Traffic prioritization sets a further challenge. As before, voice and other latency-critical applications will need to be prioritized, but how do we grade the countless IoT demands? Vehicle monitoring for oil levels is very important, but can take its time, whereas loss of pressure in a tyre could cause a crash. EHealth – and the litigation that could arise from failure in a medical monitoring application – presents another minefield, let alone the microsecond demands of M2M financial systems.
So the rise of IoT not only threatens a leap in capacity requirements, but also intense competition for resources and a plethora of different QoS and QoE standards to be met. And yet the test solutions to make sure that all these management challenges are properly addressed are already available and already being deployed by leading carriers.
Conclusion – a testing future
According to a recent Heavy Reading report Mobile Network Outages & Service Degradations:
In what for the most part still tend to be flat revenue environments for mobile operators, maintaining network availability and excellent service and application performance is exceptionally challenging. That isn't just a function of the huge growth in traffic volumes and generally flat capex budgets. It's also a function of the growing diversity and complexity of application types and their underlying service requirements, and the increasing interdependence of different application, service and infrastructure layers within the network.

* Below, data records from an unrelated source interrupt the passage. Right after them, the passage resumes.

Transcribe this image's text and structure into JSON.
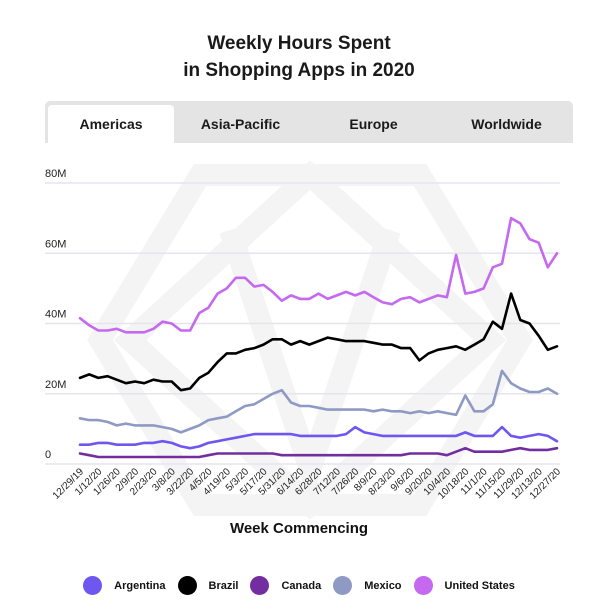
{
  "title_line1": "Weekly Hours Spent",
  "title_line2": "in Shopping Apps in 2020",
  "tabs": [
    {
      "label": "Americas",
      "active": true
    },
    {
      "label": "Asia-Pacific",
      "active": false
    },
    {
      "label": "Europe",
      "active": false
    },
    {
      "label": "Worldwide",
      "active": false
    }
  ],
  "chart_data": {
    "type": "line",
    "title": "Weekly Hours Spent in Shopping Apps in 2020",
    "xlabel": "Week Commencing",
    "ylabel": "",
    "ylim": [
      0,
      80
    ],
    "yticks": [
      0,
      20,
      40,
      60,
      80
    ],
    "ytick_labels": [
      "0",
      "20M",
      "40M",
      "60M",
      "80M"
    ],
    "grid": true,
    "legend_position": "bottom",
    "x": [
      "12/29/19",
      "1/5/20",
      "1/12/20",
      "1/19/20",
      "1/26/20",
      "2/2/20",
      "2/9/20",
      "2/16/20",
      "2/23/20",
      "3/1/20",
      "3/8/20",
      "3/15/20",
      "3/22/20",
      "3/29/20",
      "4/5/20",
      "4/12/20",
      "4/19/20",
      "4/26/20",
      "5/3/20",
      "5/10/20",
      "5/17/20",
      "5/24/20",
      "5/31/20",
      "6/7/20",
      "6/14/20",
      "6/21/20",
      "6/28/20",
      "7/5/20",
      "7/12/20",
      "7/19/20",
      "7/26/20",
      "8/2/20",
      "8/9/20",
      "8/16/20",
      "8/23/20",
      "8/30/20",
      "9/6/20",
      "9/13/20",
      "9/20/20",
      "9/27/20",
      "10/4/20",
      "10/11/20",
      "10/18/20",
      "10/25/20",
      "11/1/20",
      "11/8/20",
      "11/15/20",
      "11/22/20",
      "11/29/20",
      "12/6/20",
      "12/13/20",
      "12/20/20",
      "12/27/20"
    ],
    "x_tick_labels": [
      "12/29/19",
      "1/12/20",
      "1/26/20",
      "2/9/20",
      "2/23/20",
      "3/8/20",
      "3/22/20",
      "4/5/20",
      "4/19/20",
      "5/3/20",
      "5/17/20",
      "5/31/20",
      "6/14/20",
      "6/28/20",
      "7/12/20",
      "7/26/20",
      "8/9/20",
      "8/23/20",
      "9/6/20",
      "9/20/20",
      "10/4/20",
      "10/18/20",
      "11/1/20",
      "11/15/20",
      "11/29/20",
      "12/13/20",
      "12/27/20"
    ],
    "series": [
      {
        "name": "Argentina",
        "color": "#6e56f0",
        "values": [
          5.5,
          5.5,
          6,
          6,
          5.5,
          5.5,
          5.5,
          6,
          6,
          6.5,
          6,
          5,
          4.5,
          5,
          6,
          6.5,
          7,
          7.5,
          8,
          8.5,
          8.5,
          8.5,
          8.5,
          8.5,
          8,
          8,
          8,
          8,
          8,
          8.5,
          10.5,
          9,
          8.5,
          8,
          8,
          8,
          8,
          8,
          8,
          8,
          8,
          8,
          9,
          8,
          8,
          8,
          10.5,
          8,
          7.5,
          8,
          8.5,
          8,
          6.5
        ]
      },
      {
        "name": "Brazil",
        "color": "#000000",
        "values": [
          24.5,
          25.5,
          24.5,
          25,
          24,
          23,
          23.5,
          23,
          24,
          23.5,
          23.5,
          21,
          21.5,
          24.5,
          26,
          29,
          31.5,
          31.5,
          32.5,
          33,
          34,
          35.5,
          35.5,
          34,
          35,
          34,
          35,
          36,
          35.5,
          35,
          35,
          35,
          34.5,
          34,
          34,
          33,
          33,
          29.5,
          31.5,
          32.5,
          33,
          33.5,
          32.5,
          34,
          35.5,
          40.5,
          38.5,
          48.5,
          41,
          40,
          36.5,
          32.5,
          33.5
        ]
      },
      {
        "name": "Canada",
        "color": "#722ea0",
        "values": [
          3,
          2.5,
          2,
          2,
          2,
          2,
          2,
          2,
          2,
          2,
          2,
          2,
          2,
          2,
          2.5,
          3,
          3,
          3,
          3,
          3,
          3,
          3,
          2.5,
          2.5,
          2.5,
          2.5,
          2.5,
          2.5,
          2.5,
          2.5,
          2.5,
          2.5,
          2.5,
          2.5,
          2.5,
          2.5,
          3,
          3,
          3,
          3,
          2.5,
          3.5,
          4.5,
          3.5,
          3.5,
          3.5,
          3.5,
          4,
          4.5,
          4,
          4,
          4,
          4.5
        ]
      },
      {
        "name": "Mexico",
        "color": "#8e9ac4",
        "values": [
          13,
          12.5,
          12.5,
          12,
          11,
          11.5,
          11,
          11,
          11,
          10.5,
          10,
          9,
          10,
          11,
          12.5,
          13,
          13.5,
          15,
          16.5,
          17,
          18.5,
          20,
          21,
          17.5,
          16.5,
          16.5,
          16,
          15.5,
          15.5,
          15.5,
          15.5,
          15.5,
          15,
          15.5,
          15,
          15,
          14.5,
          15,
          14.5,
          15,
          14.5,
          14,
          19.5,
          15,
          15,
          17,
          26.5,
          23,
          21.5,
          20.5,
          20.5,
          21.5,
          20
        ]
      },
      {
        "name": "United States",
        "color": "#c469f0",
        "values": [
          41.5,
          39.5,
          38,
          38,
          38.5,
          37.5,
          37.5,
          37.5,
          38.5,
          40.5,
          40,
          38,
          38,
          43,
          44.5,
          48.5,
          50,
          53,
          53,
          50.5,
          51,
          49,
          46.5,
          48,
          47,
          47,
          48.5,
          47,
          48,
          49,
          48,
          49,
          47.5,
          46,
          45.5,
          47,
          47.5,
          46,
          47,
          48,
          47.5,
          59.5,
          48.5,
          49,
          50,
          56,
          57,
          70,
          68.5,
          64,
          63,
          56,
          60
        ]
      }
    ]
  }
}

The report suggests that, although the number of incidents affecting mobile networks is about the same as it was two years ago, there are more outages from network failures and more that take longer to fix. The per annum cost of outages has meanwhile increased 18% to around $20 billion. But the good news is that operators are already confident that they have the necessary testing capacity:

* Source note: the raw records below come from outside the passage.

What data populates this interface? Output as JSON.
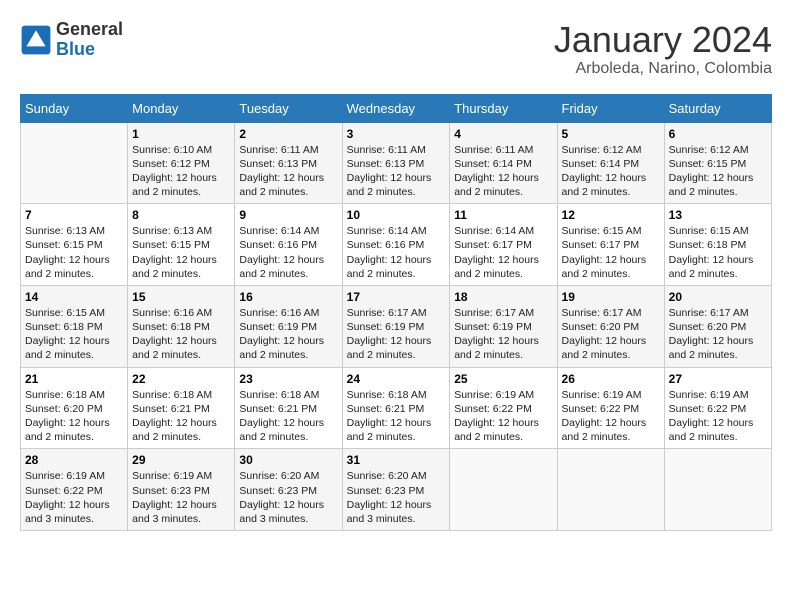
{
  "logo": {
    "general": "General",
    "blue": "Blue"
  },
  "header": {
    "month": "January 2024",
    "location": "Arboleda, Narino, Colombia"
  },
  "weekdays": [
    "Sunday",
    "Monday",
    "Tuesday",
    "Wednesday",
    "Thursday",
    "Friday",
    "Saturday"
  ],
  "weeks": [
    [
      {
        "day": "",
        "info": ""
      },
      {
        "day": "1",
        "info": "Sunrise: 6:10 AM\nSunset: 6:12 PM\nDaylight: 12 hours\nand 2 minutes."
      },
      {
        "day": "2",
        "info": "Sunrise: 6:11 AM\nSunset: 6:13 PM\nDaylight: 12 hours\nand 2 minutes."
      },
      {
        "day": "3",
        "info": "Sunrise: 6:11 AM\nSunset: 6:13 PM\nDaylight: 12 hours\nand 2 minutes."
      },
      {
        "day": "4",
        "info": "Sunrise: 6:11 AM\nSunset: 6:14 PM\nDaylight: 12 hours\nand 2 minutes."
      },
      {
        "day": "5",
        "info": "Sunrise: 6:12 AM\nSunset: 6:14 PM\nDaylight: 12 hours\nand 2 minutes."
      },
      {
        "day": "6",
        "info": "Sunrise: 6:12 AM\nSunset: 6:15 PM\nDaylight: 12 hours\nand 2 minutes."
      }
    ],
    [
      {
        "day": "7",
        "info": "Sunrise: 6:13 AM\nSunset: 6:15 PM\nDaylight: 12 hours\nand 2 minutes."
      },
      {
        "day": "8",
        "info": "Sunrise: 6:13 AM\nSunset: 6:15 PM\nDaylight: 12 hours\nand 2 minutes."
      },
      {
        "day": "9",
        "info": "Sunrise: 6:14 AM\nSunset: 6:16 PM\nDaylight: 12 hours\nand 2 minutes."
      },
      {
        "day": "10",
        "info": "Sunrise: 6:14 AM\nSunset: 6:16 PM\nDaylight: 12 hours\nand 2 minutes."
      },
      {
        "day": "11",
        "info": "Sunrise: 6:14 AM\nSunset: 6:17 PM\nDaylight: 12 hours\nand 2 minutes."
      },
      {
        "day": "12",
        "info": "Sunrise: 6:15 AM\nSunset: 6:17 PM\nDaylight: 12 hours\nand 2 minutes."
      },
      {
        "day": "13",
        "info": "Sunrise: 6:15 AM\nSunset: 6:18 PM\nDaylight: 12 hours\nand 2 minutes."
      }
    ],
    [
      {
        "day": "14",
        "info": "Sunrise: 6:15 AM\nSunset: 6:18 PM\nDaylight: 12 hours\nand 2 minutes."
      },
      {
        "day": "15",
        "info": "Sunrise: 6:16 AM\nSunset: 6:18 PM\nDaylight: 12 hours\nand 2 minutes."
      },
      {
        "day": "16",
        "info": "Sunrise: 6:16 AM\nSunset: 6:19 PM\nDaylight: 12 hours\nand 2 minutes."
      },
      {
        "day": "17",
        "info": "Sunrise: 6:17 AM\nSunset: 6:19 PM\nDaylight: 12 hours\nand 2 minutes."
      },
      {
        "day": "18",
        "info": "Sunrise: 6:17 AM\nSunset: 6:19 PM\nDaylight: 12 hours\nand 2 minutes."
      },
      {
        "day": "19",
        "info": "Sunrise: 6:17 AM\nSunset: 6:20 PM\nDaylight: 12 hours\nand 2 minutes."
      },
      {
        "day": "20",
        "info": "Sunrise: 6:17 AM\nSunset: 6:20 PM\nDaylight: 12 hours\nand 2 minutes."
      }
    ],
    [
      {
        "day": "21",
        "info": "Sunrise: 6:18 AM\nSunset: 6:20 PM\nDaylight: 12 hours\nand 2 minutes."
      },
      {
        "day": "22",
        "info": "Sunrise: 6:18 AM\nSunset: 6:21 PM\nDaylight: 12 hours\nand 2 minutes."
      },
      {
        "day": "23",
        "info": "Sunrise: 6:18 AM\nSunset: 6:21 PM\nDaylight: 12 hours\nand 2 minutes."
      },
      {
        "day": "24",
        "info": "Sunrise: 6:18 AM\nSunset: 6:21 PM\nDaylight: 12 hours\nand 2 minutes."
      },
      {
        "day": "25",
        "info": "Sunrise: 6:19 AM\nSunset: 6:22 PM\nDaylight: 12 hours\nand 2 minutes."
      },
      {
        "day": "26",
        "info": "Sunrise: 6:19 AM\nSunset: 6:22 PM\nDaylight: 12 hours\nand 2 minutes."
      },
      {
        "day": "27",
        "info": "Sunrise: 6:19 AM\nSunset: 6:22 PM\nDaylight: 12 hours\nand 2 minutes."
      }
    ],
    [
      {
        "day": "28",
        "info": "Sunrise: 6:19 AM\nSunset: 6:22 PM\nDaylight: 12 hours\nand 3 minutes."
      },
      {
        "day": "29",
        "info": "Sunrise: 6:19 AM\nSunset: 6:23 PM\nDaylight: 12 hours\nand 3 minutes."
      },
      {
        "day": "30",
        "info": "Sunrise: 6:20 AM\nSunset: 6:23 PM\nDaylight: 12 hours\nand 3 minutes."
      },
      {
        "day": "31",
        "info": "Sunrise: 6:20 AM\nSunset: 6:23 PM\nDaylight: 12 hours\nand 3 minutes."
      },
      {
        "day": "",
        "info": ""
      },
      {
        "day": "",
        "info": ""
      },
      {
        "day": "",
        "info": ""
      }
    ]
  ]
}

Mobile operators seem to have a lot of confidence in the ability of testing and performance monitoring tools to accurately assess how successful a network upgrade has been. Only 9 percent of respondents believe that only the impact of user loading is capable of providing meaningful validation. Performance monitoring systems (59 percent rated most important) and the ability to test in the production network (32 percent) are both highly valued.